As the transition to the IDW progresses in the electrical industry, Trade Service will continue providing suggested retail prices to the end-user market and pricing services to distributors in other industries, such as plumbing and heating, ventilation and air conditioning (HVAC) distributors. The company has already begun telling distributors and vendors in those other industries about the electrical industry's IDW project, and hopes to get similar balls rolling for them.

Meanwhile, in the electrical industry, Trade Service will be busy embracing the industry's information needs of the future. The company expects to roll out new products and services for the electrical industry that will take it further into the business of providing content that facilitates electronic commerce, Decker says.

Trade Service is in talks with developers of various procurement and electronic-commerce applications outside the electrical business to develop new content-based products. The company hopes to announce some new product and services soon, Decker says.

"Our business is built around content," Decker says. "We will continue to specialize in aggregating and publishing information. We will be providing more content that supports electronic commerce, especially descriptive content organized around the attributes of products. As Web order entry systems come online, we will have the data and the systems to support search and retrieval functions."

He pointed to a recent addition to the company's CatTrak CD-ROM catalog as an example.
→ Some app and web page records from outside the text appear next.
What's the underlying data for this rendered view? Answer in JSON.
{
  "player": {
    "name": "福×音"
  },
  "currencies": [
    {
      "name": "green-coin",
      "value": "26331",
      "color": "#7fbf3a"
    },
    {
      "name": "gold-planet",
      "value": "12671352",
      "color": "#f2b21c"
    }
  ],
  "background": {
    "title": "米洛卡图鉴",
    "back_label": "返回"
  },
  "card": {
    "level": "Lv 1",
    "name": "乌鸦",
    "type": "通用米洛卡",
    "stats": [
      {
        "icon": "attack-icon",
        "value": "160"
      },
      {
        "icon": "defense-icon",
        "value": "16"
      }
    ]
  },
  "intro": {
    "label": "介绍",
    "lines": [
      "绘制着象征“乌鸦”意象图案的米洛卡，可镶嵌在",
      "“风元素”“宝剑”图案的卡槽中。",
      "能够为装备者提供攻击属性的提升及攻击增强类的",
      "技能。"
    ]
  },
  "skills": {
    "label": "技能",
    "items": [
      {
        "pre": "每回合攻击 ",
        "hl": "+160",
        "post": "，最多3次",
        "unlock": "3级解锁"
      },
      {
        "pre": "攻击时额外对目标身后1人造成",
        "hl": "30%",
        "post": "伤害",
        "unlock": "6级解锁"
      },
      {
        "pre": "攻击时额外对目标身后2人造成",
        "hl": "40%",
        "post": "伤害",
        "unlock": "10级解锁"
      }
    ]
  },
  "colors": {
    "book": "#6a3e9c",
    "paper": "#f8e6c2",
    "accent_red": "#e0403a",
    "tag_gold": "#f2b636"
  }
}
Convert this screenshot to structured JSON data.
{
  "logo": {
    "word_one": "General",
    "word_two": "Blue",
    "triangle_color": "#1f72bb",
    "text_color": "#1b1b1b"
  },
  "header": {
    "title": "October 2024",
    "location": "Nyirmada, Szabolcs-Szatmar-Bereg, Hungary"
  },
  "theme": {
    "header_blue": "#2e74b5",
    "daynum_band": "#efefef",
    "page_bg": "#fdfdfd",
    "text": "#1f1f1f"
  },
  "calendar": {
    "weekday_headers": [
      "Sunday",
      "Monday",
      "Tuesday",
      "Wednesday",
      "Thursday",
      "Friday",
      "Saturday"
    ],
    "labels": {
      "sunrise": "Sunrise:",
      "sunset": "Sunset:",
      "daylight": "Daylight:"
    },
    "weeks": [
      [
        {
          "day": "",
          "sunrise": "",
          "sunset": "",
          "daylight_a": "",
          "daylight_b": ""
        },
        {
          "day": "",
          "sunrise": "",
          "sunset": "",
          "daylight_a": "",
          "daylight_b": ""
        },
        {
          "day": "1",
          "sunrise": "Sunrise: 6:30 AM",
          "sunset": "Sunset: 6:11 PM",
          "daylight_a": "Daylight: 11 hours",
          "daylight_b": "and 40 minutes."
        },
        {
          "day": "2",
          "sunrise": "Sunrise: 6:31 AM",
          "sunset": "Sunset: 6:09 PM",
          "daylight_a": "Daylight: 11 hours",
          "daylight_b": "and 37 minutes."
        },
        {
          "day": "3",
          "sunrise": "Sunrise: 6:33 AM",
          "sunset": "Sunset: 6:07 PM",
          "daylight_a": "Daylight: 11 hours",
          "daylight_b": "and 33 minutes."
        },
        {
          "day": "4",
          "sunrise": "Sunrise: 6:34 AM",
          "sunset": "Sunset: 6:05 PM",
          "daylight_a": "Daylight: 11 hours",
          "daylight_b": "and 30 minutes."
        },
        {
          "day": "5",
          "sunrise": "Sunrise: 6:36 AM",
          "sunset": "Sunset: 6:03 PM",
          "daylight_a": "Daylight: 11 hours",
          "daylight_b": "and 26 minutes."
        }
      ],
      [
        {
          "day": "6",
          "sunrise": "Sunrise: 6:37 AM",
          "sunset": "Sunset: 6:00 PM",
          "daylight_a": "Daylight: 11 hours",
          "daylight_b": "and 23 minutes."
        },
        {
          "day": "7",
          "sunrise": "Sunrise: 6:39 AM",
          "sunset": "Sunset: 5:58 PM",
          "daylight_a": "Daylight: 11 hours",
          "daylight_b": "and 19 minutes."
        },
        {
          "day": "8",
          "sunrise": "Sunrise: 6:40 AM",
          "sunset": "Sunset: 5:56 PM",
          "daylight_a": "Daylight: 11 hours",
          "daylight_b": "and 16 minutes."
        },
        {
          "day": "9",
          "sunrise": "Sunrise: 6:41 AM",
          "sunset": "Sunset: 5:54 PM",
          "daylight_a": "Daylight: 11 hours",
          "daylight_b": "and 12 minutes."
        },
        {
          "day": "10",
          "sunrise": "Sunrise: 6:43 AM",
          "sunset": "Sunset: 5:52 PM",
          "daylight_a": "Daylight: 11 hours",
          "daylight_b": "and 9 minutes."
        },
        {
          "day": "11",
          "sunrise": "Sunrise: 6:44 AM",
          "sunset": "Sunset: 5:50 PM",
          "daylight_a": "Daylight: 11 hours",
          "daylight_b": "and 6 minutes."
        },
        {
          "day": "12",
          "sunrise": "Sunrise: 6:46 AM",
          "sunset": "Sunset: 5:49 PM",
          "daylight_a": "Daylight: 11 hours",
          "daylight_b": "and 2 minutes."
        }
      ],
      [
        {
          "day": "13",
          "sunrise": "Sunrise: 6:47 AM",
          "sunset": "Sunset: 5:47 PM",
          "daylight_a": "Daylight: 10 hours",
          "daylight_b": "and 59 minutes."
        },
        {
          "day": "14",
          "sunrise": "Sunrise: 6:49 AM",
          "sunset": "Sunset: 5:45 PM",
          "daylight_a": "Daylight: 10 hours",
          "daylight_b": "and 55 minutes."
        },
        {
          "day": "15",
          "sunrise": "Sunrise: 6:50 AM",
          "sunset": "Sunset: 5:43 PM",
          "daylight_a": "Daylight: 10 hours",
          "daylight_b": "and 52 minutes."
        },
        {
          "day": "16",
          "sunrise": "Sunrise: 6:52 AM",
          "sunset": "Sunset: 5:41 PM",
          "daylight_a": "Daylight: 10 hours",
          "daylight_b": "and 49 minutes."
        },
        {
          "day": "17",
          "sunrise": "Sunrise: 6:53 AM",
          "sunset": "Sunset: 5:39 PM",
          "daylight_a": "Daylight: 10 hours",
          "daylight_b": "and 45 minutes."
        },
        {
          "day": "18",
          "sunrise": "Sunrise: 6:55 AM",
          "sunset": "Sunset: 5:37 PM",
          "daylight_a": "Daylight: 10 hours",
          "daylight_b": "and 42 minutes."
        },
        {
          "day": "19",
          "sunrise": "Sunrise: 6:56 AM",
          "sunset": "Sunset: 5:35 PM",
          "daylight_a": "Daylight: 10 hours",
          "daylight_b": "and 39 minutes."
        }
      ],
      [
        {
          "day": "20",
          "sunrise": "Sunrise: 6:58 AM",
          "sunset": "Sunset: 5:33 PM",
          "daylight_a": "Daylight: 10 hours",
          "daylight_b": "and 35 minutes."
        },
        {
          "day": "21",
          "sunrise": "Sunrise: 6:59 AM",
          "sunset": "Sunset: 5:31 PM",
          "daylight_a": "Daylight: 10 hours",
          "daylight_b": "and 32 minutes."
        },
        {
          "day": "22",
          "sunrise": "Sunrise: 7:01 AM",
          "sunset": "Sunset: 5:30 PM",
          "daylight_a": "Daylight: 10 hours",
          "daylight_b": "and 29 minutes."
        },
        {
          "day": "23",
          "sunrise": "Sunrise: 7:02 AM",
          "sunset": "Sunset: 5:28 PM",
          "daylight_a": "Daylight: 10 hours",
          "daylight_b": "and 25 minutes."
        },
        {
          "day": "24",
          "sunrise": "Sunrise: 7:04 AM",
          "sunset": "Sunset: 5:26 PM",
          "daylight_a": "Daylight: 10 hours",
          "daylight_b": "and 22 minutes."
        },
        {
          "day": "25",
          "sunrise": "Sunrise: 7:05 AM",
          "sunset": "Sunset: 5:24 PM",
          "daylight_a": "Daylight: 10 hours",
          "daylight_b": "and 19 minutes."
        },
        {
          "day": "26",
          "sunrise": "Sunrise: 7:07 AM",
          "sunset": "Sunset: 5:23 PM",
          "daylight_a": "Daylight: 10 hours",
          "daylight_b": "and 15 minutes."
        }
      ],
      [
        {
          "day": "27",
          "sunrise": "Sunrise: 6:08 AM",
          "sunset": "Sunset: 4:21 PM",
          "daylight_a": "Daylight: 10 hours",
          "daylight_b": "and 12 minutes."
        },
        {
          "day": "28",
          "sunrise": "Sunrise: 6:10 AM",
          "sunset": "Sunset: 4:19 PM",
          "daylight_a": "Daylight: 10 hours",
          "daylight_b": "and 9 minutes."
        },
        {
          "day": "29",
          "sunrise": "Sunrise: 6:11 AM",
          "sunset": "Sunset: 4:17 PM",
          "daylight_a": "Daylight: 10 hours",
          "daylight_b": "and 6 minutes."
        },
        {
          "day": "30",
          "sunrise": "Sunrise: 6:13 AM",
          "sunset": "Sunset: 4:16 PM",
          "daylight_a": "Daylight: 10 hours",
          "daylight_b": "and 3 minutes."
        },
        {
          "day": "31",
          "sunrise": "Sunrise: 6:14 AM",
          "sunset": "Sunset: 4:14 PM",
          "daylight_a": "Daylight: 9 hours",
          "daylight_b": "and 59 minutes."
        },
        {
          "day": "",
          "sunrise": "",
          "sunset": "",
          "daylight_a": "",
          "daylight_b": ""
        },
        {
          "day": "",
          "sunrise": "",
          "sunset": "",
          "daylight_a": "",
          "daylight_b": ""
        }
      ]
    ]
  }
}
The disk now has capabilities for connecting the data on the disk to a manufacturer's Web site to retrieve updated catalog images and information.

These products and services will be added to the many information products Trade Service already provides, such as the CatTrak, the Tra-Ser product and pricing disks for the end-user market and the Virtual Warehouse online service where distributors can swap and sell overstock and obsolete products.

The company's continued focus, says Decker, will be on "the commerce aspects of content," with the ultimate goal of bringing buyers and sellers together in real time.